He did both of those exquisitely.
"I have to give myself a little credit sometimes," Luck said with a laugh.
The Cardinal (7-0) have transformed themselves from laughingstock to national title contenders in five years — with David Shaw, a former Cardinal receiver and assistant, replacing Jim Harbaugh, who left for the San Francisco 49ers after last season, as coach. At its core, the makeover has centered on physically punishing opponents. This team has a pair of first-round picks on the line in Martin, the left tackle, and DeCastro, the right guard — as well as perhaps three future NFL tight ends: Coby Fleener, Zach Ertz and Levine Toilolo.
Every day in practice, the Cardinal linemen and tight ends work on combination blocking, where there is an initial double-team and then one of the blockers peels off to seal a linebacker or safety.
"It was a solid unit when I got here," said Martin, a fourth-year junior. "We were getting more physical and power was becoming our identity, but it wasn’t like it is now. This is where our offense starts."

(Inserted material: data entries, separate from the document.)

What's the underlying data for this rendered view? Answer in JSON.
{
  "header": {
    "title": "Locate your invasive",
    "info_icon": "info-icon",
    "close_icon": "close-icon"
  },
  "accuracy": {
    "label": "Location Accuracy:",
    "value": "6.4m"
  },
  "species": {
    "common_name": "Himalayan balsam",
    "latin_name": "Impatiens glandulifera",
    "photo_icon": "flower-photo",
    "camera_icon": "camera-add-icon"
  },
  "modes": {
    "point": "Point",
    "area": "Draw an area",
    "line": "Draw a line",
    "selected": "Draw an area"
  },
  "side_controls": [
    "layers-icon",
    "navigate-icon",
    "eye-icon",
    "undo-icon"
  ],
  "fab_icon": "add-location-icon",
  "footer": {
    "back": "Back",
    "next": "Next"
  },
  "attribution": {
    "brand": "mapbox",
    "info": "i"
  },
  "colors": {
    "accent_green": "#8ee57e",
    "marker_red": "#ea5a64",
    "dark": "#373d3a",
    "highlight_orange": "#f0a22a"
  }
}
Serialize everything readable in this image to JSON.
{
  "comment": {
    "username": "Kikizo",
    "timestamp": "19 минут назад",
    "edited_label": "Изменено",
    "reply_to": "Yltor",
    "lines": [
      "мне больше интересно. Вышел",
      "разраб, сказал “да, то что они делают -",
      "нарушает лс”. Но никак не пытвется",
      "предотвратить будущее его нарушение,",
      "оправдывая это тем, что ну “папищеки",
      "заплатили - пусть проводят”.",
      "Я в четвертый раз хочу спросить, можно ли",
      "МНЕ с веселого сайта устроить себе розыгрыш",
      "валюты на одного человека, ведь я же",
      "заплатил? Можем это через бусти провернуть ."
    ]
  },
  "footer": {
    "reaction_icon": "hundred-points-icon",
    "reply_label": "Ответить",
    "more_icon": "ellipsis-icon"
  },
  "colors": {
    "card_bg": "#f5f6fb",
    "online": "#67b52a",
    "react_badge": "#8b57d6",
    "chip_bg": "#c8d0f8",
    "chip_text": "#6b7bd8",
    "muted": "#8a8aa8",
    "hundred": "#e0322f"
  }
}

The Cardinal have won 15 consecutive games dating back to last season, the longest streak in the country, with the last 10 by at least 25 points.
It was not quite expected to be like that against the Huskies. But midway through the first quarter, Shaw noticed that the Huskies were playing both their safeties back, wary of being picked apart by Luck.
"We were getting good movement up front, so we said if they don’t change, we’re going to keep running the same four or five plays," Shaw said. "We talk about point of attack with our tight ends. We’re going to have a double-team someplace, so wherever that is we want to move them, and tonight we were getting really good movement."
It wasn’t just at the point of attack. Often enough, the Huskies had four, five and six defenders who were blocked in textbook fashion. Schwartzstein, the center, had several occasions in which he manhandled Huskies defensive tackle Alameda Ta’amu, a potential first-round pick, without any help. Ta’amu did not have a solo tackle or an assist, and the Huskies starting front four managed only three solo tackles.
When Stepfan Taylor raced 70 yards for a touchdown in the second quarter, one play after the Huskies closed within 17-14, he wasn’t touched.
"They wear you out and wear you down," Washington coach Steve Sarkisian said. "We defend the play, we defend the play, and the one time we get out of a gap — bang! And it wasn’t a gain of 12, it was 50. They executed like a good team that knows their stuff."
Sarkisian, asked the last time he’d seen a line that dominant, did not hesitate.
"2005, USC," said Sarkisian, an assistant on that Trojans team that lost to Texas in the national championship game. "I watched it every game."
Perhaps the Trojans will stand up a little better to Stanford next week. If not, the Cardinal’s sternest test figures to be Nov. 12, when Stanford plays host to Oregon.
If Stanford stumbles anywhere, it will surely be because of its defense, which for a half looked suspect. The Cardinal clearly miss linebacker Shayne Skov, out of the year with a knee injury. And on Saturday it took a while to adjust to the absence of safety Delano Howell — a sure tackler — against the run. Twice, Washington tailback Chris Polk ripped off long touchdown runs, 46 and 61 yards. Had it not been for one bad kick — a 46-yard field-goal attempt that bounced off the upright — and one bad pass by quarterback Keith Price, which Michael Thomas returned 62 yards for a touchdown just before halftime, the Huskies might have proved more threatening.
As it was, the Cardinal defense rectified matters after halftime. It stopped the Huskies on three consecutive possessions — all without a first down — and by then Stanford was ahead by 34 points and without any worries.
Just hand the ball off, and watch the running backs go.
"It was a fun thing to be a part of," Luck said. "Every game we want to run the ball. Ever since I’ve been at Stanford, that’s what we try to hang our hat on and try to accomplish. It was working early, so don’t fix it if it ain’t broke, right?"
You don’t have to be a Stanford student to know that one.